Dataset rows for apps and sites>
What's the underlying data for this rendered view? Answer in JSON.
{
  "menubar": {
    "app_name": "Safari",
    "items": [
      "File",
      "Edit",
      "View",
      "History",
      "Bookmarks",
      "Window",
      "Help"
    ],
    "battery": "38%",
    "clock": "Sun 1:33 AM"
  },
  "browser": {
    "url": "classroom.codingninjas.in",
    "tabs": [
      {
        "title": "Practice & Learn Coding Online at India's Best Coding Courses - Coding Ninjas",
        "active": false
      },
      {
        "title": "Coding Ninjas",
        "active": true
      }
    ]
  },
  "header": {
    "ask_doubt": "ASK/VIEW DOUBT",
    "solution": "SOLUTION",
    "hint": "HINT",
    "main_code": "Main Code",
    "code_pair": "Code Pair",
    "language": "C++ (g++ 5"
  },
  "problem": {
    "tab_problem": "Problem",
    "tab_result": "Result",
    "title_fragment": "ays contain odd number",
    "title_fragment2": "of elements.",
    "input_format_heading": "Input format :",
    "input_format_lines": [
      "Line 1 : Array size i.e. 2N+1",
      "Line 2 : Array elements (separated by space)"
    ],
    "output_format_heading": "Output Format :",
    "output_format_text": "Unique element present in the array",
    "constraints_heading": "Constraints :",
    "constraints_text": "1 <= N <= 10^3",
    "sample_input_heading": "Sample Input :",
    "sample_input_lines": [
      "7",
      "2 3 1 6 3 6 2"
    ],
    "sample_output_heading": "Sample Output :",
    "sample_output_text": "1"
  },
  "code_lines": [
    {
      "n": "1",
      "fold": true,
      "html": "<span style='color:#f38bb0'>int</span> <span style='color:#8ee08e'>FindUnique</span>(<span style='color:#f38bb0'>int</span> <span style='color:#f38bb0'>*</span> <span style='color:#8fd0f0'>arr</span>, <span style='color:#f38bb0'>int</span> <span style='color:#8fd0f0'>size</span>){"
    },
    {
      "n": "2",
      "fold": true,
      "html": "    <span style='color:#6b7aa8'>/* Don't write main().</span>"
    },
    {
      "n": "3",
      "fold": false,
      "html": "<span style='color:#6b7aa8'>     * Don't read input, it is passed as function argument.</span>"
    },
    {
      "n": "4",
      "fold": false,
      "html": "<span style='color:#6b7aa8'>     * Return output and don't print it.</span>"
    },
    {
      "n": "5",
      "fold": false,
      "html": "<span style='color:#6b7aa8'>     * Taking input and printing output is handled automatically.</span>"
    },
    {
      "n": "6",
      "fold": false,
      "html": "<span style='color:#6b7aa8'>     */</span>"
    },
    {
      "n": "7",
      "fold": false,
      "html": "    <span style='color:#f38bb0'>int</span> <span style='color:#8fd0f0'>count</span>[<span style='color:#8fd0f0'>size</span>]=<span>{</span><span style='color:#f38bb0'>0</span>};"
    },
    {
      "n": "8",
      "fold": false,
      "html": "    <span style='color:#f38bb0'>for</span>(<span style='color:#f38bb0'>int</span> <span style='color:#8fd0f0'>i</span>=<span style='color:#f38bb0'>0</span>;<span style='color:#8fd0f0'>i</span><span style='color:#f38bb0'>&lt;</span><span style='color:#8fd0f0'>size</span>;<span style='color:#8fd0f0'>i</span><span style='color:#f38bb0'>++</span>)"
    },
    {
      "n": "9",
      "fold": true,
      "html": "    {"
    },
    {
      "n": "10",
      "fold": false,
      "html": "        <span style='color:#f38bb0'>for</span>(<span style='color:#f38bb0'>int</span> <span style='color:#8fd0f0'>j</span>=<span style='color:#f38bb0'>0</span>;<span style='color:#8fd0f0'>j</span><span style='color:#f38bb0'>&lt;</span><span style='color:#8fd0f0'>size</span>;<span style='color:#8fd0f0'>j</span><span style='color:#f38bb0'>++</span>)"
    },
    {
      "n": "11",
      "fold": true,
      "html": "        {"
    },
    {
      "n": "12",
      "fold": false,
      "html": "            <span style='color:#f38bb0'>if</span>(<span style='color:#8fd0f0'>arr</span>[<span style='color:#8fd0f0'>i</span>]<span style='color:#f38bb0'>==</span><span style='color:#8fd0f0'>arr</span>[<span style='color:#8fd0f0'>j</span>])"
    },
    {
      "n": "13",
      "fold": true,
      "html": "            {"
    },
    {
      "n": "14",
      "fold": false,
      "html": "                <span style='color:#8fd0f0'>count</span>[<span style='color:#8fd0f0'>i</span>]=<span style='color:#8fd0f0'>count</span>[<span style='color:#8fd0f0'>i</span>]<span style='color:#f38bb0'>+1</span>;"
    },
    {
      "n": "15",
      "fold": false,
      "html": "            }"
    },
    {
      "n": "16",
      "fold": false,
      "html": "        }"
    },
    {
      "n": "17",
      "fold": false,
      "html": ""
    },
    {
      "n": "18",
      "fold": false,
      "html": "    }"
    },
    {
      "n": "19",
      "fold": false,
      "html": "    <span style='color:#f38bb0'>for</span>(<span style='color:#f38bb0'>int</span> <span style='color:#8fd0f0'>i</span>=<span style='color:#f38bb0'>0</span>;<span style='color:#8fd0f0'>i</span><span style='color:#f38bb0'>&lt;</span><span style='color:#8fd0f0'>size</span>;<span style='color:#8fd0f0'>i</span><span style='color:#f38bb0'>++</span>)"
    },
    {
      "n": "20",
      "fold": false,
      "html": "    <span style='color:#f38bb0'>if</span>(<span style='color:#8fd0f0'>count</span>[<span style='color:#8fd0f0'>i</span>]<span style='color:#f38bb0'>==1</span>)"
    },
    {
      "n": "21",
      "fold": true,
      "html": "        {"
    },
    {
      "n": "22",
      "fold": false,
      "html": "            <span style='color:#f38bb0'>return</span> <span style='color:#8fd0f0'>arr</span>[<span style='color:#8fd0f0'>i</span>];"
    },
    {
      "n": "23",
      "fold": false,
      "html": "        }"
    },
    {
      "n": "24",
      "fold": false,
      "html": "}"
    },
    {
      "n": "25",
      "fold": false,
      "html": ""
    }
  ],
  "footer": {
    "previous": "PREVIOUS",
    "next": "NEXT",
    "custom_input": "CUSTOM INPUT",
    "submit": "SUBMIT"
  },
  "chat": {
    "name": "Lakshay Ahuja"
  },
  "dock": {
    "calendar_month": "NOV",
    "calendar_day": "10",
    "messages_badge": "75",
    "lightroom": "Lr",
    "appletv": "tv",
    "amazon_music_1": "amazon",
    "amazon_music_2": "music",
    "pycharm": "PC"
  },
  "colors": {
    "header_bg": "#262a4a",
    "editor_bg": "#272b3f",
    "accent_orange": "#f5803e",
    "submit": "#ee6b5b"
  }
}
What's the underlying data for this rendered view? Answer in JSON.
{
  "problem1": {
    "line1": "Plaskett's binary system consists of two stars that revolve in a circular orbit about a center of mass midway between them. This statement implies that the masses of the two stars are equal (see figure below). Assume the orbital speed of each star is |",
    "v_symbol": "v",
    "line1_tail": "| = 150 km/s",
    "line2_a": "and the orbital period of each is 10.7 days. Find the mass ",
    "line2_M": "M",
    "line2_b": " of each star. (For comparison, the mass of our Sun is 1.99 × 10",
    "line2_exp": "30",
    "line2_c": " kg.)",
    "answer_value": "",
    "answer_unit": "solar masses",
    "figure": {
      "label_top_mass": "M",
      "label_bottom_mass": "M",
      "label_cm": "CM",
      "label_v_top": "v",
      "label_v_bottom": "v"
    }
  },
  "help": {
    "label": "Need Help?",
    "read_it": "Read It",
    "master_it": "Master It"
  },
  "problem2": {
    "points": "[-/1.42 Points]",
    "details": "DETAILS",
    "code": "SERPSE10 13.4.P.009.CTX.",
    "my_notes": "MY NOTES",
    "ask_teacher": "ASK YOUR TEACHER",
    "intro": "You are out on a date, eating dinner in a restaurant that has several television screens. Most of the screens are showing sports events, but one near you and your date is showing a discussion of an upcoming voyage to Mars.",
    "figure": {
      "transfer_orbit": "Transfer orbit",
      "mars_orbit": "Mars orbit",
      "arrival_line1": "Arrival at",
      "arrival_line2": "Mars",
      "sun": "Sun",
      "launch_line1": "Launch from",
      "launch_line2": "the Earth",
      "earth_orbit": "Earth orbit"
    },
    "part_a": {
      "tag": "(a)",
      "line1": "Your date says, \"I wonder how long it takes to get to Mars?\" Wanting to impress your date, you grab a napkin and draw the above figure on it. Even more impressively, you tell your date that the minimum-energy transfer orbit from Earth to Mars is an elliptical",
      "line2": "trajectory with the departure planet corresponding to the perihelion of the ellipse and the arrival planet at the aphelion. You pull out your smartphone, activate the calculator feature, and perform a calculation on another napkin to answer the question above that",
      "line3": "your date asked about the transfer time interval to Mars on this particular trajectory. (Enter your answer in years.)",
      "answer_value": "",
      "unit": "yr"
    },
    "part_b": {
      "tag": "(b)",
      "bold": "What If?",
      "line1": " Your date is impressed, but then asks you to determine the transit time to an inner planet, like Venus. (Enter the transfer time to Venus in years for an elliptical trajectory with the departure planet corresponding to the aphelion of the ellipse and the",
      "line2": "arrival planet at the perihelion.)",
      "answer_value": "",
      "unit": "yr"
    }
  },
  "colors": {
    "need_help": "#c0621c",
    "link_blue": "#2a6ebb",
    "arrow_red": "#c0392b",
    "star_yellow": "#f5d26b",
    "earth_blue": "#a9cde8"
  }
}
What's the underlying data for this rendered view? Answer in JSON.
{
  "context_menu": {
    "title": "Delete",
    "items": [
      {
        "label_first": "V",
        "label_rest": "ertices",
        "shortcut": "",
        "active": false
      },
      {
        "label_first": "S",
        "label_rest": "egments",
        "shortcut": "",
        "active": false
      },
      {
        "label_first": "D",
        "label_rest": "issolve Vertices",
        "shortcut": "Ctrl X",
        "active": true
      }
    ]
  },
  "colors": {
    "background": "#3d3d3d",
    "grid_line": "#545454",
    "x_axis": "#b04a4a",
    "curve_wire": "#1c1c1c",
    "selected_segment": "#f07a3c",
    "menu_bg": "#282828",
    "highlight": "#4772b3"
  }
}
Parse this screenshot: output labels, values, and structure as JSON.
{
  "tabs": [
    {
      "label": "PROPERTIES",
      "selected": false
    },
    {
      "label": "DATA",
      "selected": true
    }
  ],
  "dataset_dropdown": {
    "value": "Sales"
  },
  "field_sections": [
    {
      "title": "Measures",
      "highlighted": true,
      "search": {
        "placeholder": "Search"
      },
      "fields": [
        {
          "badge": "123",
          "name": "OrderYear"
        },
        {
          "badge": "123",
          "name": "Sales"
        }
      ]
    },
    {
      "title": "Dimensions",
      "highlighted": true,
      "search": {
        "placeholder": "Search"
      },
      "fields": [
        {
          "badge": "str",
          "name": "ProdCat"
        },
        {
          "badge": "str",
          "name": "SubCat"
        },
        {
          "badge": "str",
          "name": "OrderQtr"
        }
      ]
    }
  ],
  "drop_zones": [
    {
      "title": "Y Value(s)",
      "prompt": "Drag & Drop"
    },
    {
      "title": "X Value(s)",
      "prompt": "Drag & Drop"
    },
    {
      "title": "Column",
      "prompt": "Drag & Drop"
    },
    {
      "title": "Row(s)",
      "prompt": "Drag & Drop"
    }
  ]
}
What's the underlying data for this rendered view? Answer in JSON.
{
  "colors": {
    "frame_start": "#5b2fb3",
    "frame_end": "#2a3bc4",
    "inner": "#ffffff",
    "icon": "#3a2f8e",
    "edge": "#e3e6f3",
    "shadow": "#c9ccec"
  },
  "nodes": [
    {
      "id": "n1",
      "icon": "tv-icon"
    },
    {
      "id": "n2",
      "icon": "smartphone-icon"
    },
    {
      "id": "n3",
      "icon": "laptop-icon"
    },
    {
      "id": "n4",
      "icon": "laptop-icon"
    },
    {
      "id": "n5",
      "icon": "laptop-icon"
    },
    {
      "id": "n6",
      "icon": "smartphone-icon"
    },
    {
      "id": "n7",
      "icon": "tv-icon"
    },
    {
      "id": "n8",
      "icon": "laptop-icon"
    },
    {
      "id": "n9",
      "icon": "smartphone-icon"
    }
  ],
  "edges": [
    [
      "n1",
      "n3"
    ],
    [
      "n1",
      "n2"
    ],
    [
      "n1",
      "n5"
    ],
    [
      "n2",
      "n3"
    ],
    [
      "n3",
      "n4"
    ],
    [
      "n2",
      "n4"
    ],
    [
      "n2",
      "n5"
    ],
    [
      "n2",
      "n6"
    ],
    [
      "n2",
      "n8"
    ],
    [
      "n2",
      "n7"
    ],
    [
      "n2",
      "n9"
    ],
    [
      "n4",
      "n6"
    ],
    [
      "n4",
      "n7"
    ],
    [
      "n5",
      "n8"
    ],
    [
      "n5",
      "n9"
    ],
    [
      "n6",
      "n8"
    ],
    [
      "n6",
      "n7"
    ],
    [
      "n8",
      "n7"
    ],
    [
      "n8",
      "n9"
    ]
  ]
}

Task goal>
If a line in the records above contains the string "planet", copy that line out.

Output for this task>
      "line2": "trajectory with the departure planet corresponding to the perihelion of the ellipse and the arrival planet at the aphelion. You pull out your smartphone, activate the calculator feature, and perform a calculation on another napkin to answer the question above that",
      "line1": " Your date is impressed, but then asks you to determine the transit time to an inner planet, like Venus. (Enter the transfer time to Venus in years for an elliptical trajectory with the departure planet corresponding to the aphelion of the ellipse and the",
      "line2": "arrival planet at the perihelion.)",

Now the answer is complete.